No flying buns for a bully boy

Allan Fotheringham October 30 1989

No flying buns for a bully boy

Allan Fotheringham October 30 1989

No flying buns for a bully boy



Only in Canada would we offer a platform to a bully from another nation to tell us how to run our country and our economy and our life. Only in Toronto would compliant hosts sit dutifully and listen to a foreigner lecture them about why their tentative ideas on their independence are incorrect. Only Canadians would sit silent, rather them pelt him with buns and boo him from the stage. We are so polite. So chicken.

Jack Valenti is a short, white-haired bully, one of the most powerful lobbyists in the United States, representing one of the richest lobbies in the United States, that being Hollywood’s film industry. He is a fixture in Washington, welcome at the right White House parties, playing tennis with the right people, ever-ready to leap upon the subservient cousin called Canada.

The problem is that subservient Canada would like to gain just a teensy bit of control over the film industry in this country that the United States—being the United States and Canada being Canada—controls. (It is mean and picky to object, of course, the United States having controlled our oil industry and tire industry and auto industry and Mulroney industry for so long—but we try.)

Jack Valenti is frightened. He is frightened because little Canada is making motions of actually allowing some domestic control of film distribution. Hollywood, being Hollywood, feels Hollywood should be allowed to treat the rest of the world as Hollywood. Valenti has allowed that if little Canada is to be allowed what Canada wants to do, it would be “the thin edge of the wedge.” Those sleeping Europeans might awaken and then, who knows, Asia. There goes the neighborhood. There goes monopoly control, and you know what that means?

Jack Valenti’s salary and tennis club membership.

At issue is the nervous Ottawa attempt over years to suggest some Canadian control over the film distribution industry in this country and—a shocking proposal!—to increase the showing of Canadian movies in Canadian the-

atres. Since we have spent our lives watching Hollywood portrayals by Nelson Eddy in the Rockies, the cliché of our time, this indeed is a remarkable suggested innovation.
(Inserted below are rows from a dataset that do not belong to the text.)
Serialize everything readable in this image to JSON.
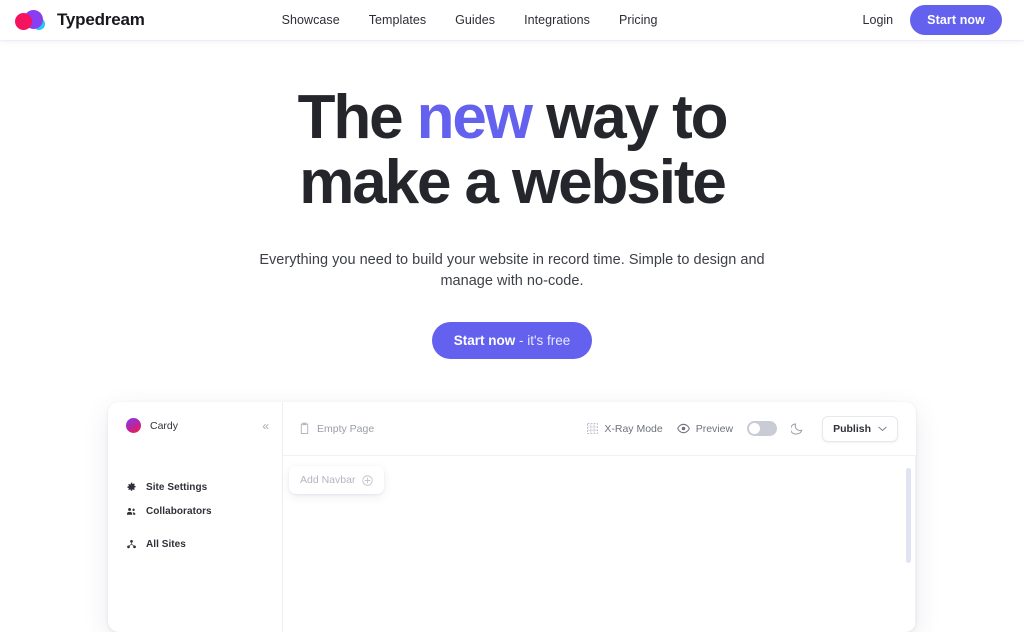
{
  "header": {
    "brand": {
      "name": "Typedream",
      "logo_icon": "typedream-cloud-logo"
    },
    "nav": [
      {
        "label": "Showcase"
      },
      {
        "label": "Templates"
      },
      {
        "label": "Guides"
      },
      {
        "label": "Integrations"
      },
      {
        "label": "Pricing"
      }
    ],
    "login_label": "Login",
    "start_now_label": "Start now"
  },
  "hero": {
    "headline_part1": "The ",
    "headline_accent": "new",
    "headline_part2": " way to",
    "headline_line2": "make a website",
    "subtitle": "Everything you need to build your website in record time. Simple to design and manage with no-code.",
    "cta_bold": "Start now",
    "cta_light": " - it's free"
  },
  "app_mockup": {
    "sidebar": {
      "site_name": "Cardy",
      "avatar_icon": "site-avatar",
      "collapse_icon": "chevron-double-left-icon",
      "items": [
        {
          "label": "Site Settings",
          "icon": "gear-icon"
        },
        {
          "label": "Collaborators",
          "icon": "users-icon"
        },
        {
          "label": "All Sites",
          "icon": "sites-grid-icon"
        }
      ]
    },
    "toolbar": {
      "page_label": "Empty Page",
      "page_icon": "document-icon",
      "xray_label": "X-Ray Mode",
      "xray_icon": "grid-dashed-icon",
      "preview_label": "Preview",
      "preview_icon": "eye-icon",
      "dark_mode_icon": "moon-icon",
      "theme_toggle_state": "off",
      "publish_label": "Publish",
      "publish_chevron_icon": "chevron-down-icon"
    },
    "canvas": {
      "add_navbar_label": "Add Navbar",
      "add_navbar_icon": "plus-circle-icon"
    },
    "scrollbar_name": "vertical-scrollbar"
  },
  "colors": {
    "accent": "#6461ef",
    "heading": "#25262c",
    "body_text": "#3d4047",
    "muted": "#9b9ea9"
  }
}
Marcel Masse, the current Valenti enemy, being the communications minister and cultural czar of all of Canada, has in process, somewhere through the Hampton Court Commons maze, legislation that would give domestic distributors a decent shot at bidding on films for showing in Canada. American distributors, being of good cheer, have always regarded it a hoot that they can dominate what is shown in Canadian flick parlors.

Hollywood distributors don’t put a nickel into Canadian productions and they take about $1 billion a year out of this country. Valenti, as chairman of Motion Picture Export Association of America, is paid to ensure that lovely ratio.

That’s okay, but why does the Empire Club of Toronto not throw buns at him while, in his

mellifluous Texas drawl, he piles on the bullying bafflegab? The Empire Club, one of the last refuges of what is left of the Toronto Establishment, is not a club at all but a speaking platform, the emanations from which are collected under red-leather covers at the end of the year, somewhat like the received speeches of Rudyard Kipling.

The Empire Club, being pristine and virginal, does not pay its speakers fees for their Olympian thoughts, and I have once received, at year-end, a leather-bound volume. I do not think, however, this excuses the appearance of Jack Valenti, who doesn’t need the money, being the highest-paid hit man in the famed elysian fields of Washington flackdom.

There are definitive reasons for Valenti’s nervousness. The European Community, which supposedly is to become one chummy bunch in 1992 with the knocking down of borders and passports, has, despite the white-haired bully’s frenetic lobbying, ruled that its TV stations beam at least a majority of European broadcasting.

There is the faint possibility—despite the Yankmania of this current government in Coma City— that something tentative can be laid down, if Ottawa has the courage. The bully Valenti killed off, with great vigor, the previous domestic film policy proposed by Flora MacDonald, the lady who could never hold great sway around the Mulroney cabinet table. The Tories allowed it to die on the agenda while they called an election. Flora died before the voters.

There now have been eight successive Ottawa o communications minis? ters—twitchy and never t backed up by the Prime ^ Minister’s Office—who have tried to strike a deal with the Hollywood studios that would result in plowing something back into Canadian film production. Canada, in its struggling film industry, has resembled East Germany to Moscow. The analogy is the same.

Jack Valenti, being a great free-enterpriser, of course would resent the comparison, would be appalled by it. He would be expected to do so. Nations that dominate and bully lesser nations are always astonished when it is pointed out what they are in fact doing.

The United States has dominated so long the cultural outfall of Canada, through films and magazines and other detritus, that it has no idea of its dominance. Canadians, because they are so used to the dominance, never think to object. And our timid, timid government does not have the guts to stand up to the obvious.

Which is why no one at the Empire Club had the wit to lob a bun at a bully who was insulting our integrity.